Feline Leukemia Virus (FeLV), like FIV discussed last month, is a retrovirus. These viruses insert themselves into the host’s DNA and are one of the main reasons that these infections are difficult to treat and have no cure. Of the two viruses, FeLV is the far more contagious disease. Like FIV, FeLV can be transmitted via direct blood contamination (i.e., cats fighting), but it is far more commonly transmitted through saliva via social interactions such as mutual grooming and sharing bowls. Kittens are exposed to infection by infected queens either directly in utero, through milk when nursing, or by saliva when being groomed. Kittens have immature immune systems and are especially prone to infection. Once a cat’s immune system matures at around 6-8 months of age, there is some natural immunity to FeLV, but adult cats can still become infected.

Detection of FeLV virus in exposed cats can be a bit complicated, as there are several stages of the disease and different tests to detect these different stages. During the first stage, the virus enters the body and circulates in the blood. It takes about one month from exposure for the ELISA , or in-clinic SNAP test, to pick-up FeLV virus in the blood. The SNAP test can only detect FeLV in the blood, which only occurs just after exposure or when it later becomes an active/progressive infection. The second stage of infection is when the virus starts to infect the blood cells (intracellular phase). The main target cell of the leukemia virus is a white blood cell called lymphocytes, and the virus primarily looks for lymphocytes found in the bone marrow. Once the virus becomes intracellular, the ELISA test will no longer detect the virus, and an IFA test is needed. It takes 6-8 weeks from initial infection for the virus to become intracellular. The IFA test does not detect viruses in the blood; therefore, it is possible to have a positive ELISA and negative IFA, if both tests are run early in the disease process. The third stage of the disease is virus replication where the virus becomes a provirus. This phase typically lasts for 3-6 weeks, and cats actively shed viruses and are infectious. Some cats can fight off the virus up to this stage. Stage four is when the provirus integrates itself into the cat’s own DNA; at which point, the cat’s immune system can no longer fight off the virus. A unique–and potentially devastating–aspect of the leukemia virus is its ability to activate oncogenes once it has inserted itself into the cats DNA: this means the leukemia virus can cause cancer in some cats.

Once the virus reaches stage four (insertion into the DNA), the infection can go two ways:
Regressive infection or Progressive infection. Regressive infection occurs more commonly and is where the virus becomes latent. Cats with a regressive infection can remain healthy for many years. Both ELISA and IFA tests will be negative at this stage. However, there is a test called “Real Time PCR” that can detect the provirus (stage three and four). A regressive infection can “reactivate” at any point in time and become a progressive infection.

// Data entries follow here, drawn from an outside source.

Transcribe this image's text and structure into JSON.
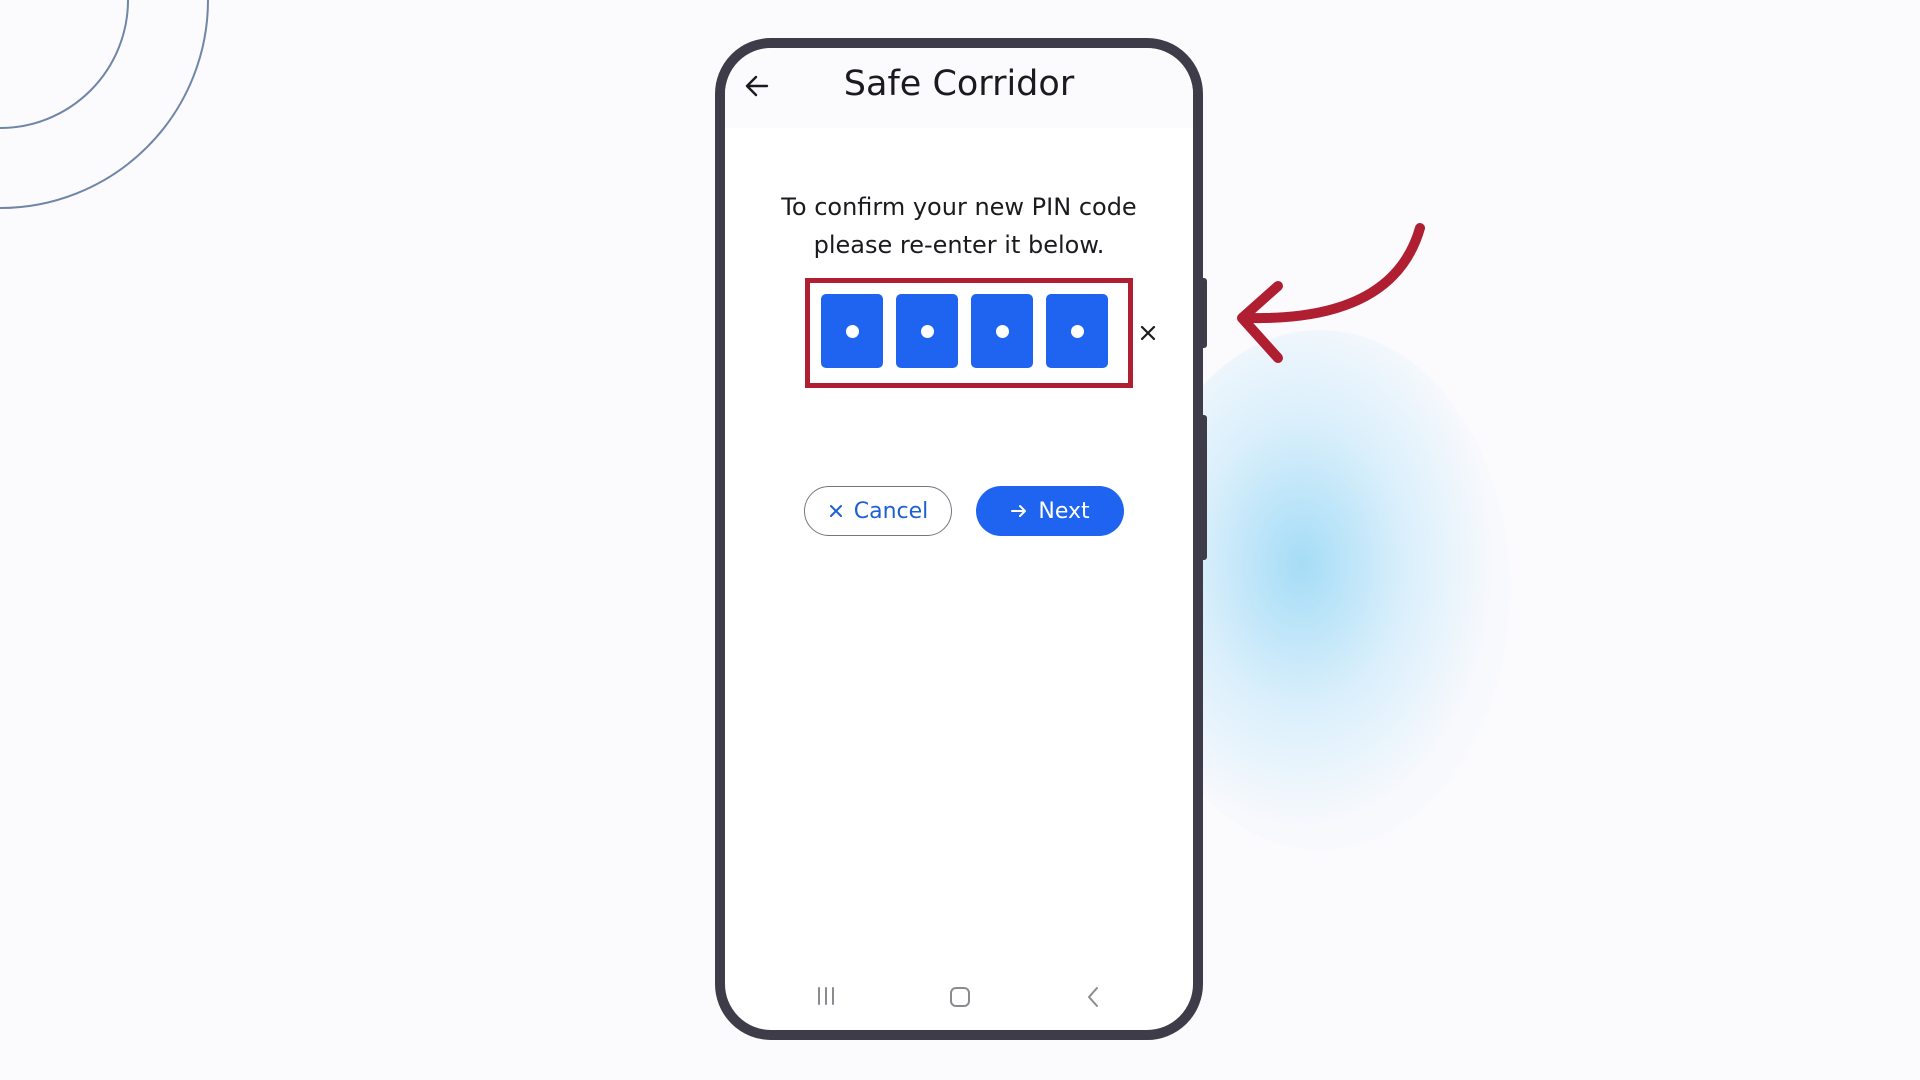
{
  "app": {
    "title": "Safe Corridor"
  },
  "prompt": {
    "line1": "To confirm your new PIN code",
    "line2": "please re-enter it below."
  },
  "pin": {
    "length": 4,
    "entered": 4,
    "mask_char": "•"
  },
  "buttons": {
    "cancel_label": "Cancel",
    "next_label": "Next"
  },
  "icons": {
    "back": "arrow-left-icon",
    "clear": "close-icon",
    "cancel": "close-icon",
    "next": "arrow-right-icon",
    "nav_recents": "recents-icon",
    "nav_home": "home-icon",
    "nav_back": "chevron-left-icon"
  },
  "colors": {
    "primary": "#1e64f0",
    "highlight": "#b01e32",
    "frame": "#3e3c48",
    "background": "#fbfafd"
  }
}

Cats with progressive infections have an active FeLV infection; the DNA provirus becomes active and goes into overdrive, reproducing thousands of copies of itself that travel throughout the body and cause disease. The various disease states that the leukemia virus can cause include tumors, anemia, immune-mediated diseases, reproductive problems, death of kittens, neurological disease, etc. The ELISA test will pick up a progressive infection.

Currently, there is no treatment for FeLV, but there is a vaccine to help prevent infection. All at-risk cats (those that go outside or live with an FeLV positive cat) should be vaccinated annually. FeLV positive cats should not be vaccinated, as the vaccine will not affect the course of a disease already in progress. All new kittens entering a household and sick adult cats should be tested for the leukemia virus. Even adult cats that previously tested negative as a kitten should be retested, if they become ill. This is due to the small window (1-2 months) available to detect infection before it becomes latent and undetectable by common testing means.

We hope you’ve found this information to be very informative! If you have any concerns about the health of your kitty, please do not hesitate to give us a call at (406)728-0022, or visit our website at www.catsonbroadwayhospital.com for more information. Please stay healthy, and enjoy this beautiful autumn! =^_^=